Organizational guru and motivational speaker Steven Covey challenges individuals to “work to live, not live to work”.  Catchy aphorism to be sure, but hard to live out.  I just finished teaching a class in the MBA program at SPU that caused me to do some thinking on the issue of how and why people choose the work that they do.  A student in my class last night – the last class mind you – raised her hand and asked “Throughout this class, you have said that we should seek jobs that are fulfilling, that will serve the needs of the broken in our world, that will have a mission statement that we can support – is it realistic to find such a position when entering the workforce or do we settle with any entry level position?”  Great question to be sure.  My immediate answer was “yes”.  That said, the challenge is more to do with a willingness to wait for the goal and do the things in the mean time that will allow space for the goal to be realized.  This might mean changing my lifestyle a bit to allow me to work for next to nothing so I can do an internship and gain the experience necessary to fulfill the long term goal and not merely accept the short term gains of a better salary so I can buy a house, car, new clothes, etc.  This ‘down-sizing’ for the sake of the long term is a difficult and counter cultural choice.

One of the things I enjoy about summer is the opportunity to move theological discussions into the realm of other disciplines.  For the last two years I have taught in both the MBA program in the School of Business and the MA program in the School of Education.  Both of these groups represent populations that don’t typically get framed as ‘theological disciplines’ in the purest sense of the word, yet consistantly offer some of the most insightful glimpses into the ways people ‘hear’ what a theological life looks and feels like.

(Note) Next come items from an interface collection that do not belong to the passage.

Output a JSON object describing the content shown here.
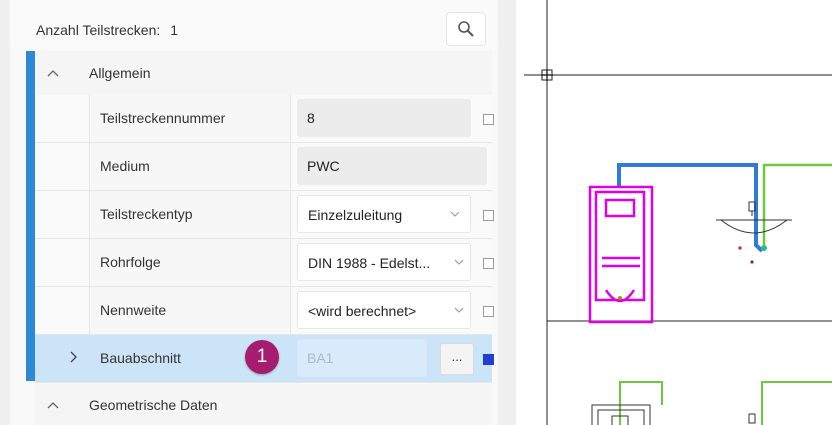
{
  "header": {
    "count_label": "Anzahl Teilstrecken:",
    "count_value": "1",
    "search_icon": "search-icon"
  },
  "groups": {
    "general": "Allgemein",
    "geometry": "Geometrische Daten"
  },
  "properties": [
    {
      "label": "Teilstreckennummer",
      "value": "8"
    },
    {
      "label": "Medium",
      "value": "PWC"
    },
    {
      "label": "Teilstreckentyp",
      "value": "Einzelzuleitung"
    },
    {
      "label": "Rohrfolge",
      "value": "DIN 1988 - Edelst..."
    },
    {
      "label": "Nennweite",
      "value": "<wird berechnet>"
    },
    {
      "label": "Bauabschnitt",
      "value": "BA1"
    }
  ],
  "callout_number": "1",
  "ellipsis_label": "...",
  "colors": {
    "accent_bar": "#2e88d8",
    "selection": "#cce4f7",
    "badge": "#a61c6e",
    "pipe_blue": "#2f7bd8",
    "pipe_green": "#6cc93f",
    "fixture_magenta": "#e000e0"
  }
}
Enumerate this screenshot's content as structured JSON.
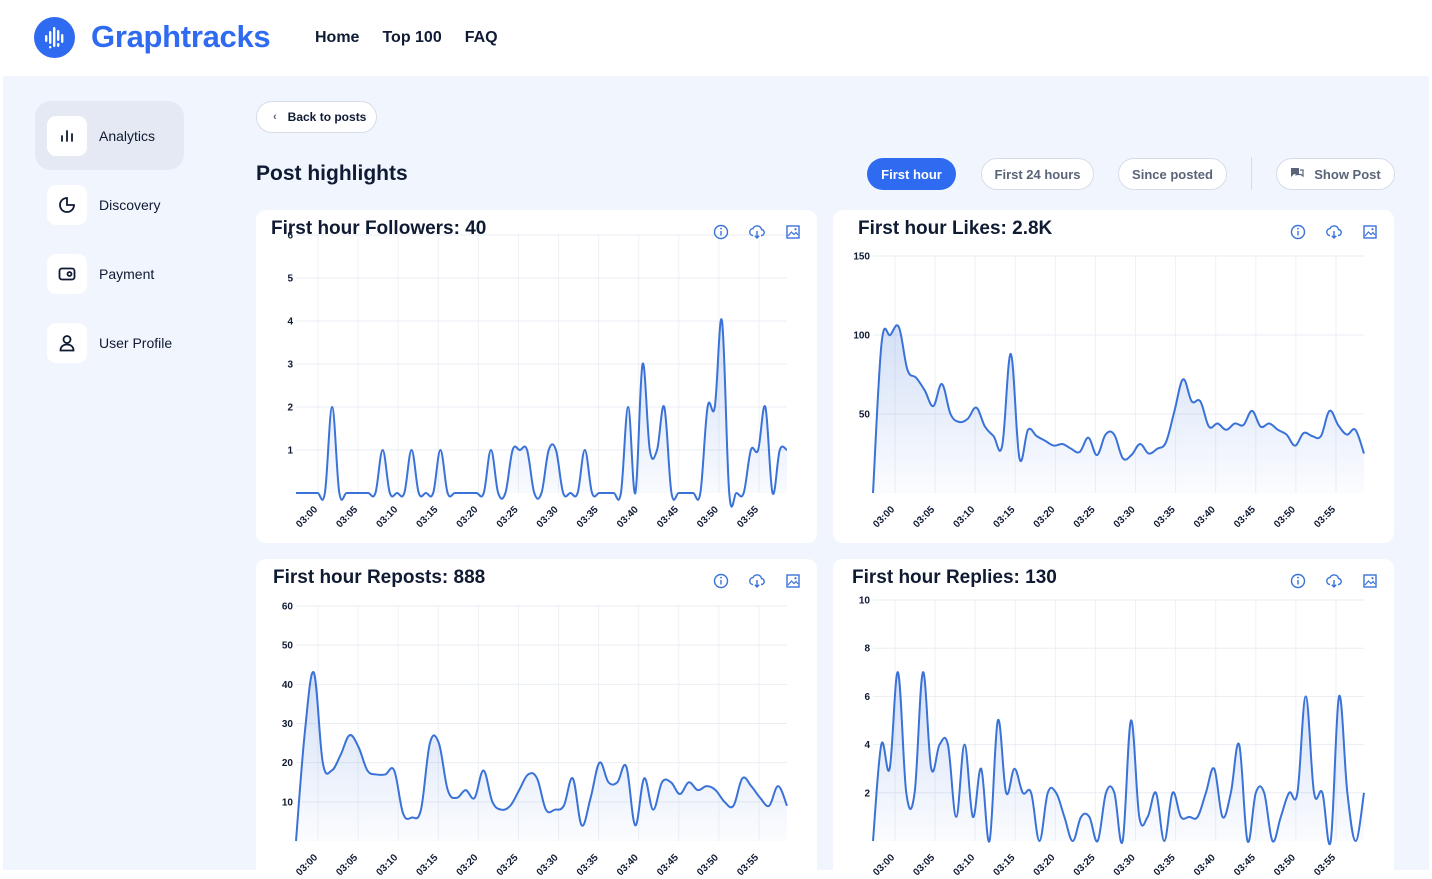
{
  "app": {
    "name": "Graphtracks",
    "brand_color": "#2f6bf0"
  },
  "nav": [
    "Home",
    "Top 100",
    "FAQ"
  ],
  "sidebar": {
    "items": [
      {
        "label": "Analytics",
        "icon": "bar-chart-icon",
        "active": true
      },
      {
        "label": "Discovery",
        "icon": "pie-chart-icon",
        "active": false
      },
      {
        "label": "Payment",
        "icon": "wallet-icon",
        "active": false
      },
      {
        "label": "User Profile",
        "icon": "user-icon",
        "active": false
      }
    ]
  },
  "back_label": "Back to posts",
  "page_title": "Post highlights",
  "range_tabs": [
    {
      "label": "First hour",
      "active": true
    },
    {
      "label": "First 24 hours",
      "active": false
    },
    {
      "label": "Since posted",
      "active": false
    }
  ],
  "show_post_label": "Show Post",
  "chart_data": [
    {
      "type": "area",
      "title": "First hour Followers: 40",
      "x_ticks": [
        "03:00",
        "03:05",
        "03:10",
        "03:15",
        "03:20",
        "03:25",
        "03:30",
        "03:35",
        "03:40",
        "03:45",
        "03:50",
        "03:55"
      ],
      "y_ticks": [
        1,
        2,
        3,
        4,
        5,
        6
      ],
      "ylim": [
        0,
        6
      ],
      "grid": true,
      "values": [
        0,
        0,
        0,
        0,
        0,
        2,
        0,
        0,
        0,
        0,
        0,
        0,
        1,
        0,
        0,
        0,
        1,
        0,
        0,
        0,
        1,
        0,
        0,
        0,
        0,
        0,
        0,
        1,
        0,
        0,
        1,
        1,
        1,
        0,
        0,
        1,
        1,
        0,
        0,
        0,
        1,
        0,
        0,
        0,
        0,
        0,
        2,
        0,
        3,
        1,
        1,
        2,
        0,
        0,
        0,
        0,
        0,
        2,
        2,
        4,
        0,
        0,
        0,
        1,
        1,
        2,
        0,
        1,
        1
      ]
    },
    {
      "type": "area",
      "title": "First hour Likes: 2.8K",
      "x_ticks": [
        "03:00",
        "03:05",
        "03:10",
        "03:15",
        "03:20",
        "03:25",
        "03:30",
        "03:35",
        "03:40",
        "03:45",
        "03:50",
        "03:55"
      ],
      "y_ticks": [
        50,
        100,
        150
      ],
      "ylim": [
        0,
        150
      ],
      "grid": true,
      "values": [
        0,
        95,
        100,
        105,
        78,
        73,
        65,
        55,
        69,
        50,
        45,
        47,
        54,
        42,
        36,
        30,
        88,
        22,
        40,
        36,
        33,
        30,
        31,
        28,
        26,
        35,
        24,
        37,
        37,
        22,
        24,
        31,
        25,
        28,
        32,
        52,
        72,
        58,
        58,
        42,
        44,
        40,
        44,
        43,
        52,
        42,
        44,
        40,
        37,
        30,
        38,
        36,
        36,
        52,
        43,
        37,
        40,
        25
      ]
    },
    {
      "type": "area",
      "title": "First hour Reposts: 888",
      "x_ticks": [
        "03:00",
        "03:05",
        "03:10",
        "03:15",
        "03:20",
        "03:25",
        "03:30",
        "03:35",
        "03:40",
        "03:45",
        "03:50",
        "03:55"
      ],
      "y_ticks": [
        10,
        20,
        30,
        40,
        50,
        60
      ],
      "ylim": [
        0,
        60
      ],
      "grid": true,
      "values": [
        0,
        28,
        43,
        20,
        18,
        22,
        27,
        24,
        18,
        17,
        17,
        18,
        7,
        6,
        8,
        25,
        25,
        13,
        11,
        13,
        11,
        18,
        10,
        8,
        9,
        13,
        17,
        16,
        8,
        8,
        9,
        16,
        4,
        11,
        20,
        15,
        15,
        19,
        4,
        16,
        8,
        15,
        15,
        12,
        15,
        13,
        14,
        13,
        10,
        9,
        16,
        14,
        11,
        9,
        14,
        9
      ]
    },
    {
      "type": "area",
      "title": "First hour Replies: 130",
      "x_ticks": [
        "03:00",
        "03:05",
        "03:10",
        "03:15",
        "03:20",
        "03:25",
        "03:30",
        "03:35",
        "03:40",
        "03:45",
        "03:50",
        "03:55"
      ],
      "y_ticks": [
        2,
        4,
        6,
        8,
        10
      ],
      "ylim": [
        0,
        10
      ],
      "grid": true,
      "values": [
        0,
        4,
        3,
        7,
        2,
        2,
        7,
        3,
        4,
        4,
        1,
        4,
        1,
        3,
        0,
        5,
        2,
        3,
        2,
        2,
        0,
        2,
        2,
        1,
        0,
        1,
        1,
        0,
        2,
        2,
        0,
        5,
        1,
        1,
        2,
        0,
        2,
        1,
        1,
        1,
        2,
        3,
        1,
        2,
        4,
        0,
        2,
        2,
        0,
        1,
        2,
        2,
        6,
        2,
        2,
        0,
        6,
        2,
        0,
        2
      ]
    }
  ],
  "colors": {
    "line": "#3a72d8",
    "page_bg": "#f1f5fd",
    "grid": "#eef1f6"
  }
}
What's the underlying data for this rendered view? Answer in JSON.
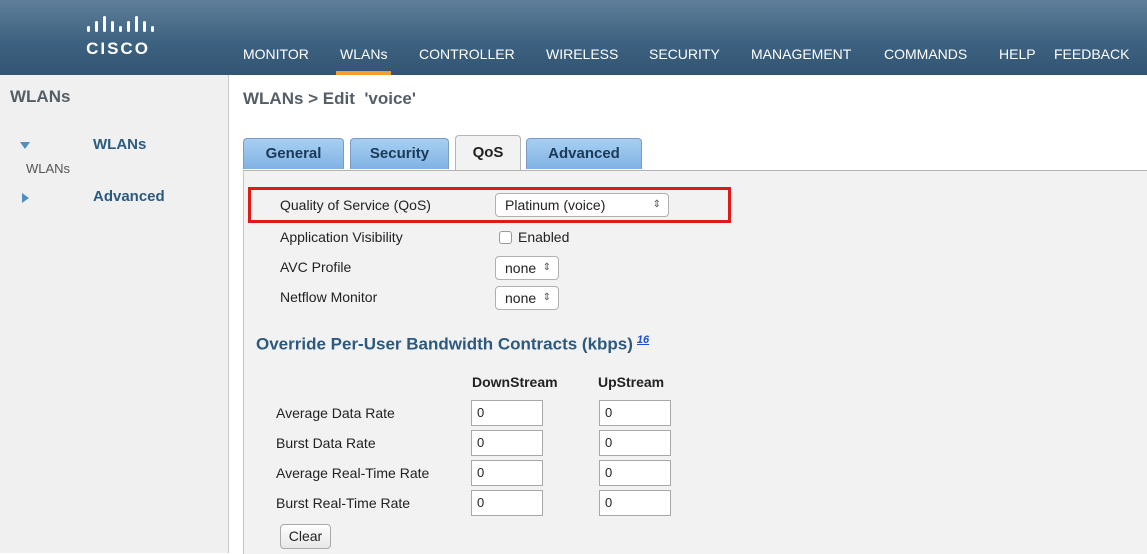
{
  "header": {
    "brand": "CISCO",
    "nav": [
      {
        "label": "MONITOR"
      },
      {
        "label": "WLANs"
      },
      {
        "label": "CONTROLLER"
      },
      {
        "label": "WIRELESS"
      },
      {
        "label": "SECURITY"
      },
      {
        "label": "MANAGEMENT"
      },
      {
        "label": "COMMANDS"
      },
      {
        "label": "HELP"
      },
      {
        "label": "FEEDBACK"
      }
    ],
    "active_nav": "WLANs"
  },
  "sidebar": {
    "title": "WLANs",
    "items": [
      {
        "label": "WLANs",
        "sub": "WLANs",
        "expanded": true,
        "icon": "triangle-down-icon"
      },
      {
        "label": "Advanced",
        "expanded": false,
        "icon": "triangle-right-icon"
      }
    ]
  },
  "page": {
    "title": "WLANs > Edit  'voice'"
  },
  "tabs": [
    {
      "label": "General"
    },
    {
      "label": "Security"
    },
    {
      "label": "QoS"
    },
    {
      "label": "Advanced"
    }
  ],
  "active_tab": "QoS",
  "qos": {
    "quality_of_service_label": "Quality of Service (QoS)",
    "quality_of_service_value": "Platinum (voice)",
    "app_visibility_label": "Application Visibility",
    "app_visibility_checkbox_label": "Enabled",
    "app_visibility_checked": false,
    "avc_profile_label": "AVC Profile",
    "avc_profile_value": "none",
    "netflow_monitor_label": "Netflow Monitor",
    "netflow_monitor_value": "none"
  },
  "bandwidth": {
    "title": "Override Per-User Bandwidth Contracts (kbps)",
    "footnote": "16",
    "col_downstream": "DownStream",
    "col_upstream": "UpStream",
    "rows": [
      {
        "label": "Average Data Rate",
        "downstream": "0",
        "upstream": "0"
      },
      {
        "label": "Burst Data Rate",
        "downstream": "0",
        "upstream": "0"
      },
      {
        "label": "Average Real-Time Rate",
        "downstream": "0",
        "upstream": "0"
      },
      {
        "label": "Burst Real-Time Rate",
        "downstream": "0",
        "upstream": "0"
      }
    ],
    "clear_label": "Clear"
  },
  "colors": {
    "header_bg": "#3e6281",
    "active_nav_underline": "#f0a032",
    "highlight_border": "#e01919",
    "section_title": "#2c5a7e",
    "tab_bg": "#7fb2e3"
  }
}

Last night in my MBA class we discussed the Jubliee mandate of Leviticus 25 and the Sermon on the Mount found in Matthew 5 -7 as well as the Sermon on the Plain in Luke 6.  These represent some of the most compelling ethical mandates in all of scripture.  As we walked through the scripture and discussed some of the implications, it was interesting to get a resounding “yeah…so…?” from the class.  Our discussion article for the night was Jonathan Rowe’s testimony delivered March 12 before the Senate Committee on Commerce, Science, and Transportation, Subcommittee on Interstate Commerce.  The article of the transcript is published in Harper’s Magazine June 2008 entitled “Our Phony Economy”.  In the article, Rowe challenges the presuposition that the GDP is a metric worth maintaining as a measure of a healthy economy.  What is telling is that this comes prior to the Presidential election and just months before the economy started its downhill slide.  In the article, Rowe notes that if our metric for a healthy economy is based on consumer spending, then having a home garden rather than shopping at Whole Foods, staying home with our children rather than hiring a nanny, and going running with neighbors rather than getting a fitness membership at a local club is simply a bad thing.  In a pure GDP model, getting divorced, buying rather than making, using up rather than recycling and renewing are more ‘responsible’.

Most, if not all, felt that while the teachings of Jesus to care for the poor and marginalized is interesting, the pragmatism of our current state of economics, in particular the current ‘whatever it takes to get out of the recession’ mentality, leaves little to no room for strategic let alone imaginative visions for business let alone society.  “Jubilee is purely utopian” was one comment.  “Jesus is arguing for only those called to serve in ministry – not those called to make a profit to fund these ministries” was another.  “How could a city like New York ever survive under a Jubliee mandate?” was yet another.  Over and over the repose was a blank stare, checking the balckberry for texts, and the glint of solitare backlit in the glasses from the laptop upon which ‘notes’ were being taken.

I am still licking my wounds from the class session and trying to figure out a better way to approach this…